Needs vary enormously, but unfortunately the many buckets used in food and beverage production all too often get overlooked and ignored. For example, most factories in France still just use basic white buckets that come from non-specialised suppliers or companies that happen to deliver the food ingredients the plant uses. Sometimes people don’t even know where the buckets actually come from.
Such simple, basic buckets have usually been diverted and re-purposed from their original function, and were never designed to be used long-term.
The end result is usually a lots of cheap, tatty buckets used at random and stored haphazardly. They’re usually also fairly fragile, which means they have to be replaced frequently. It also goes without saying that every time they’re damaged and not replaced quickly, there’s a significant risk of foreign bodies being present
If you put all these functions together, you can easily imagine the risk of misuse or contamination that these humble buckets might cause in any factory.
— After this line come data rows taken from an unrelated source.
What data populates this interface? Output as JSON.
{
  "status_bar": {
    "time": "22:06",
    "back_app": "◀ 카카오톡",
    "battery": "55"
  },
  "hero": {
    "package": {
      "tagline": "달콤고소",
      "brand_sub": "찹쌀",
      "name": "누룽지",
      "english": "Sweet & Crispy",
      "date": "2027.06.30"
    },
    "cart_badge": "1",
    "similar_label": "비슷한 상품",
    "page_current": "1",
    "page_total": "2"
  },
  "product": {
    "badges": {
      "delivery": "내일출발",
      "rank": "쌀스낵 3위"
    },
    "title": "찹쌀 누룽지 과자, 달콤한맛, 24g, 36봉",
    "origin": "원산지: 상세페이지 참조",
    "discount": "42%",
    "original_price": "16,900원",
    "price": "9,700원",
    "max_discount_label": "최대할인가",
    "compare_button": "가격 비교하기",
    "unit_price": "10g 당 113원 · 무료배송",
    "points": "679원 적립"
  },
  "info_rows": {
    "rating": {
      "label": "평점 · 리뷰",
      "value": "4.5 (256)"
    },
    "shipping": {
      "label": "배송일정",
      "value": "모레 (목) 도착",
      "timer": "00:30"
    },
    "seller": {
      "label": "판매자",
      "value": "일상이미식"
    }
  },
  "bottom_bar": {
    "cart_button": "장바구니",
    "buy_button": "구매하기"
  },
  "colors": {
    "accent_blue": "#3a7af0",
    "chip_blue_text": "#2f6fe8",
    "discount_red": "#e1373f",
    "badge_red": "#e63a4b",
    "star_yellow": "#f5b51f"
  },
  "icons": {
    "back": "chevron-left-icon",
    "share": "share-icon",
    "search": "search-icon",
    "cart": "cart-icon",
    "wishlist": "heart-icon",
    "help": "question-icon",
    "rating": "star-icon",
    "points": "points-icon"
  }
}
I recently encountered a dairy plant and a biscuit manufacturer where disposable white buckets were used in large numbers, with no clear distinction between functions. Some were also damaged, with plastic near the edges about to simply fall apart.
This risk-laden situation does a lot to explain the success of the coloured Vikan buckets now available in 3 sizes (6, 12 and 20 litres).